Record set:

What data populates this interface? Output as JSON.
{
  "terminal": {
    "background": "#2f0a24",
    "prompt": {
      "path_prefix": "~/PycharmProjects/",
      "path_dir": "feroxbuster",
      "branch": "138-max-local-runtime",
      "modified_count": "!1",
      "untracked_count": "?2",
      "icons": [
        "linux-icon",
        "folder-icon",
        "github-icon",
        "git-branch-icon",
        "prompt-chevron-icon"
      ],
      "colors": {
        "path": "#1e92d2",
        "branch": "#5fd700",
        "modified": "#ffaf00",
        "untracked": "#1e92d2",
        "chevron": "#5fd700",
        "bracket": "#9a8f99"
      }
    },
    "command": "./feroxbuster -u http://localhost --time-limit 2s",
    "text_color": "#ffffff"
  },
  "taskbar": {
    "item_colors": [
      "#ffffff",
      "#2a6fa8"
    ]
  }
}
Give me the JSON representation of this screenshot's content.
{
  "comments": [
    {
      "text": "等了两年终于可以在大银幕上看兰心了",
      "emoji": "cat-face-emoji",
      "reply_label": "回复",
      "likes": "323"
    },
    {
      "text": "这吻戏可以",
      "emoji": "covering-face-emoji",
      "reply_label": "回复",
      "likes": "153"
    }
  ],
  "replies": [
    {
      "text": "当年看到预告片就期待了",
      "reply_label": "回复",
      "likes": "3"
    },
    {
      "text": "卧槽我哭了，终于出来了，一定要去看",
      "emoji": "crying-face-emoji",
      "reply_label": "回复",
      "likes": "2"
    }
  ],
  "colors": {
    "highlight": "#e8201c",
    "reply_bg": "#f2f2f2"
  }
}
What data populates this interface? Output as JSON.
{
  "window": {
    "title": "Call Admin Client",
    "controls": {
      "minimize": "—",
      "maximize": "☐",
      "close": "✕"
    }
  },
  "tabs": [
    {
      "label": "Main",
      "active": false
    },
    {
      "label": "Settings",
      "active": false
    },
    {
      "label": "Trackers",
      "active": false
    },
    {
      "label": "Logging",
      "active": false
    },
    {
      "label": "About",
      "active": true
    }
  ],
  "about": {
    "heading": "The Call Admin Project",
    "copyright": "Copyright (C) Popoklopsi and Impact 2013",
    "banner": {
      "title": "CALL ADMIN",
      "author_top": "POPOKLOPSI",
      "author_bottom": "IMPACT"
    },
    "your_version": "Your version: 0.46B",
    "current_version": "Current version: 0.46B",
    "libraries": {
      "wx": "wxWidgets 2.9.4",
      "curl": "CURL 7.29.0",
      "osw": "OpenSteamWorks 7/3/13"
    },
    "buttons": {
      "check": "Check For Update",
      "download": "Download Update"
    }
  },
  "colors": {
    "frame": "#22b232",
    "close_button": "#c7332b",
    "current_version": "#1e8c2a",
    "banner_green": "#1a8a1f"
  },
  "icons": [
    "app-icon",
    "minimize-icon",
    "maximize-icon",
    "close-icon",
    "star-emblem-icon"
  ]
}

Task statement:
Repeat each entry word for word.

Response area:
What data populates this interface? Output as JSON.
{
  "terminal": {
    "background": "#2f0a24",
    "prompt": {
      "path_prefix": "~/PycharmProjects/",
      "path_dir": "feroxbuster",
      "branch": "138-max-local-runtime",
      "modified_count": "!1",
      "untracked_count": "?2",
      "icons": [
        "linux-icon",
        "folder-icon",
        "github-icon",
        "git-branch-icon",
        "prompt-chevron-icon"
      ],
      "colors": {
        "path": "#1e92d2",
        "branch": "#5fd700",
        "modified": "#ffaf00",
        "untracked": "#1e92d2",
        "chevron": "#5fd700",
        "bracket": "#9a8f99"
      }
    },
    "command": "./feroxbuster -u http://localhost --time-limit 2s",
    "text_color": "#ffffff"
  },
  "taskbar": {
    "item_colors": [
      "#ffffff",
      "#2a6fa8"
    ]
  }
}
Give me the JSON representation of this screenshot's content.
{
  "comments": [
    {
      "text": "等了两年终于可以在大银幕上看兰心了",
      "emoji": "cat-face-emoji",
      "reply_label": "回复",
      "likes": "323"
    },
    {
      "text": "这吻戏可以",
      "emoji": "covering-face-emoji",
      "reply_label": "回复",
      "likes": "153"
    }
  ],
  "replies": [
    {
      "text": "当年看到预告片就期待了",
      "reply_label": "回复",
      "likes": "3"
    },
    {
      "text": "卧槽我哭了，终于出来了，一定要去看",
      "emoji": "crying-face-emoji",
      "reply_label": "回复",
      "likes": "2"
    }
  ],
  "colors": {
    "highlight": "#e8201c",
    "reply_bg": "#f2f2f2"
  }
}
What data populates this interface? Output as JSON.
{
  "window": {
    "title": "Call Admin Client",
    "controls": {
      "minimize": "—",
      "maximize": "☐",
      "close": "✕"
    }
  },
  "tabs": [
    {
      "label": "Main",
      "active": false
    },
    {
      "label": "Settings",
      "active": false
    },
    {
      "label": "Trackers",
      "active": false
    },
    {
      "label": "Logging",
      "active": false
    },
    {
      "label": "About",
      "active": true
    }
  ],
  "about": {
    "heading": "The Call Admin Project",
    "copyright": "Copyright (C) Popoklopsi and Impact 2013",
    "banner": {
      "title": "CALL ADMIN",
      "author_top": "POPOKLOPSI",
      "author_bottom": "IMPACT"
    },
    "your_version": "Your version: 0.46B",
    "current_version": "Current version: 0.46B",
    "libraries": {
      "wx": "wxWidgets 2.9.4",
      "curl": "CURL 7.29.0",
      "osw": "OpenSteamWorks 7/3/13"
    },
    "buttons": {
      "check": "Check For Update",
      "download": "Download Update"
    }
  },
  "colors": {
    "frame": "#22b232",
    "close_button": "#c7332b",
    "current_version": "#1e8c2a",
    "banner_green": "#1a8a1f"
  },
  "icons": [
    "app-icon",
    "minimize-icon",
    "maximize-icon",
    "close-icon",
    "star-emblem-icon"
  ]
}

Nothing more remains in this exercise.